Exercise directions: Set the data down once more, in full and exactly.

%%

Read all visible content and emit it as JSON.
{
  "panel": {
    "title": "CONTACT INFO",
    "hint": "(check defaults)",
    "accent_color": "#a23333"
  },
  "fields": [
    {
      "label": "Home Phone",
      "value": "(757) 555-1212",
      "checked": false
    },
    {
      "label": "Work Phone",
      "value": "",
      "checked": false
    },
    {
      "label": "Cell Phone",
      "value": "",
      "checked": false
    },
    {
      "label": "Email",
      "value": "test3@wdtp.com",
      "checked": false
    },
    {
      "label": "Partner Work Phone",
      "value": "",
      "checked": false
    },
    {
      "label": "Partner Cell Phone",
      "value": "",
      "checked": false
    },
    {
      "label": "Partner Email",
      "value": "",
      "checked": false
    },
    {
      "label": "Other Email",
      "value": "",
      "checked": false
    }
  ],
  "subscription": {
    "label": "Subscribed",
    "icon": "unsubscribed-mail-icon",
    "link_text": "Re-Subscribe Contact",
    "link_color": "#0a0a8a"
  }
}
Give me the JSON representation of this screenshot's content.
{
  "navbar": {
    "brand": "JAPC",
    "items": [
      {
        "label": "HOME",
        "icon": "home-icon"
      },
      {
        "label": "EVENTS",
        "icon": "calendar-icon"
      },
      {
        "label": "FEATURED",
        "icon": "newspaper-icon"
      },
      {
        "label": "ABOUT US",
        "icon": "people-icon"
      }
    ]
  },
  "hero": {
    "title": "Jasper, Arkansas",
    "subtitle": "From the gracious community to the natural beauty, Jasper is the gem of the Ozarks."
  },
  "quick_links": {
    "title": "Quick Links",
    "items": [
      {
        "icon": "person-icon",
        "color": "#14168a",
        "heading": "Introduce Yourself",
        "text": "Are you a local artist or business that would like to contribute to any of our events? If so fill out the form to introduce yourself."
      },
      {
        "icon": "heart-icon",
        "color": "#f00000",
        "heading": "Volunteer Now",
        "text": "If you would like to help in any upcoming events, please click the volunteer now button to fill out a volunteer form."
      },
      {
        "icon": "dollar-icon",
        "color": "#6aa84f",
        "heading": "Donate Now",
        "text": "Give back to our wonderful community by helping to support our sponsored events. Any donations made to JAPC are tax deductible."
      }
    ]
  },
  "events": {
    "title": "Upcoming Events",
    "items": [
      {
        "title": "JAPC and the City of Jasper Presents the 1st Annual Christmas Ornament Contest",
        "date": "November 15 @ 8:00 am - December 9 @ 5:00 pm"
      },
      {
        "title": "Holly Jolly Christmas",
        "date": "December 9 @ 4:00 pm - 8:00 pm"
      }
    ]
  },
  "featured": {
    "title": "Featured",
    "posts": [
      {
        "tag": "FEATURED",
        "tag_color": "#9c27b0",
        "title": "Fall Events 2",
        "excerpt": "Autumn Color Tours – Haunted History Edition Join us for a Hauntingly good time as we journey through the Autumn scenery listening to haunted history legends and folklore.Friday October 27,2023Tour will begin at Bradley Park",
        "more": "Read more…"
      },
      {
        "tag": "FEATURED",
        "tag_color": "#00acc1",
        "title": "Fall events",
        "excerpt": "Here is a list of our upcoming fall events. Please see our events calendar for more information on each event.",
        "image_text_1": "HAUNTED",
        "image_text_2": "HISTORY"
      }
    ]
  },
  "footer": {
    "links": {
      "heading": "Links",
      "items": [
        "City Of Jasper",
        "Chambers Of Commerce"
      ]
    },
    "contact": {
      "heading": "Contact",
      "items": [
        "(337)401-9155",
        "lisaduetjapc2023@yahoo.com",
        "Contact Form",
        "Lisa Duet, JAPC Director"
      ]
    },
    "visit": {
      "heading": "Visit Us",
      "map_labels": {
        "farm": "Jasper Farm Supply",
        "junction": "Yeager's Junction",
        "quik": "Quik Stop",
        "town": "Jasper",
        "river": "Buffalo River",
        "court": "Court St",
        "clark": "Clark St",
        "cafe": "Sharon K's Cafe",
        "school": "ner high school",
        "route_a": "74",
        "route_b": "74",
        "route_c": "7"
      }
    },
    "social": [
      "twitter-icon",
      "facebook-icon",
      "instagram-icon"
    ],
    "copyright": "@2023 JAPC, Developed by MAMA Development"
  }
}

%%

Answer:
Read all visible content and emit it as JSON.
{
  "panel": {
    "title": "CONTACT INFO",
    "hint": "(check defaults)",
    "accent_color": "#a23333"
  },
  "fields": [
    {
      "label": "Home Phone",
      "value": "(757) 555-1212",
      "checked": false
    },
    {
      "label": "Work Phone",
      "value": "",
      "checked": false
    },
    {
      "label": "Cell Phone",
      "value": "",
      "checked": false
    },
    {
      "label": "Email",
      "value": "test3@wdtp.com",
      "checked": false
    },
    {
      "label": "Partner Work Phone",
      "value": "",
      "checked": false
    },
    {
      "label": "Partner Cell Phone",
      "value": "",
      "checked": false
    },
    {
      "label": "Partner Email",
      "value": "",
      "checked": false
    },
    {
      "label": "Other Email",
      "value": "",
      "checked": false
    }
  ],
  "subscription": {
    "label": "Subscribed",
    "icon": "unsubscribed-mail-icon",
    "link_text": "Re-Subscribe Contact",
    "link_color": "#0a0a8a"
  }
}
Give me the JSON representation of this screenshot's content.
{
  "navbar": {
    "brand": "JAPC",
    "items": [
      {
        "label": "HOME",
        "icon": "home-icon"
      },
      {
        "label": "EVENTS",
        "icon": "calendar-icon"
      },
      {
        "label": "FEATURED",
        "icon": "newspaper-icon"
      },
      {
        "label": "ABOUT US",
        "icon": "people-icon"
      }
    ]
  },
  "hero": {
    "title": "Jasper, Arkansas",
    "subtitle": "From the gracious community to the natural beauty, Jasper is the gem of the Ozarks."
  },
  "quick_links": {
    "title": "Quick Links",
    "items": [
      {
        "icon": "person-icon",
        "color": "#14168a",
        "heading": "Introduce Yourself",
        "text": "Are you a local artist or business that would like to contribute to any of our events? If so fill out the form to introduce yourself."
      },
      {
        "icon": "heart-icon",
        "color": "#f00000",
        "heading": "Volunteer Now",
        "text": "If you would like to help in any upcoming events, please click the volunteer now button to fill out a volunteer form."
      },
      {
        "icon": "dollar-icon",
        "color": "#6aa84f",
        "heading": "Donate Now",
        "text": "Give back to our wonderful community by helping to support our sponsored events. Any donations made to JAPC are tax deductible."
      }
    ]
  },
  "events": {
    "title": "Upcoming Events",
    "items": [
      {
        "title": "JAPC and the City of Jasper Presents the 1st Annual Christmas Ornament Contest",
        "date": "November 15 @ 8:00 am - December 9 @ 5:00 pm"
      },
      {
        "title": "Holly Jolly Christmas",
        "date": "December 9 @ 4:00 pm - 8:00 pm"
      }
    ]
  },
  "featured": {
    "title": "Featured",
    "posts": [
      {
        "tag": "FEATURED",
        "tag_color": "#9c27b0",
        "title": "Fall Events 2",
        "excerpt": "Autumn Color Tours – Haunted History Edition Join us for a Hauntingly good time as we journey through the Autumn scenery listening to haunted history legends and folklore.Friday October 27,2023Tour will begin at Bradley Park",
        "more": "Read more…"
      },
      {
        "tag": "FEATURED",
        "tag_color": "#00acc1",
        "title": "Fall events",
        "excerpt": "Here is a list of our upcoming fall events. Please see our events calendar for more information on each event.",
        "image_text_1": "HAUNTED",
        "image_text_2": "HISTORY"
      }
    ]
  },
  "footer": {
    "links": {
      "heading": "Links",
      "items": [
        "City Of Jasper",
        "Chambers Of Commerce"
      ]
    },
    "contact": {
      "heading": "Contact",
      "items": [
        "(337)401-9155",
        "lisaduetjapc2023@yahoo.com",
        "Contact Form",
        "Lisa Duet, JAPC Director"
      ]
    },
    "visit": {
      "heading": "Visit Us",
      "map_labels": {
        "farm": "Jasper Farm Supply",
        "junction": "Yeager's Junction",
        "quik": "Quik Stop",
        "town": "Jasper",
        "river": "Buffalo River",
        "court": "Court St",
        "clark": "Clark St",
        "cafe": "Sharon K's Cafe",
        "school": "ner high school",
        "route_a": "74",
        "route_b": "74",
        "route_c": "7"
      }
    },
    "social": [
      "twitter-icon",
      "facebook-icon",
      "instagram-icon"
    ],
    "copyright": "@2023 JAPC, Developed by MAMA Development"
  }
}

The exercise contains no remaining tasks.